# [Your objective]
Output all the entries below. Each must match exactly.

# [Given information]
[Start of Attachment]

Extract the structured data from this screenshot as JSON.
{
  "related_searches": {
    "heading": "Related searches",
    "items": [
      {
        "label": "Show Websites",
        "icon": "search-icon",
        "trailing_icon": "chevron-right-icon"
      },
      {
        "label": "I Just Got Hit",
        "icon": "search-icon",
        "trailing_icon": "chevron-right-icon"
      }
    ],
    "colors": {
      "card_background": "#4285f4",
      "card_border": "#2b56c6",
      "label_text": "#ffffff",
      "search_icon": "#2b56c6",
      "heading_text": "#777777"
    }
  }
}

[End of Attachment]

# [Response]
Extract the structured data from this screenshot as JSON.
{
  "related_searches": {
    "heading": "Related searches",
    "items": [
      {
        "label": "Show Websites",
        "icon": "search-icon",
        "trailing_icon": "chevron-right-icon"
      },
      {
        "label": "I Just Got Hit",
        "icon": "search-icon",
        "trailing_icon": "chevron-right-icon"
      }
    ],
    "colors": {
      "card_background": "#4285f4",
      "card_border": "#2b56c6",
      "label_text": "#ffffff",
      "search_icon": "#2b56c6",
      "heading_text": "#777777"
    }
  }
}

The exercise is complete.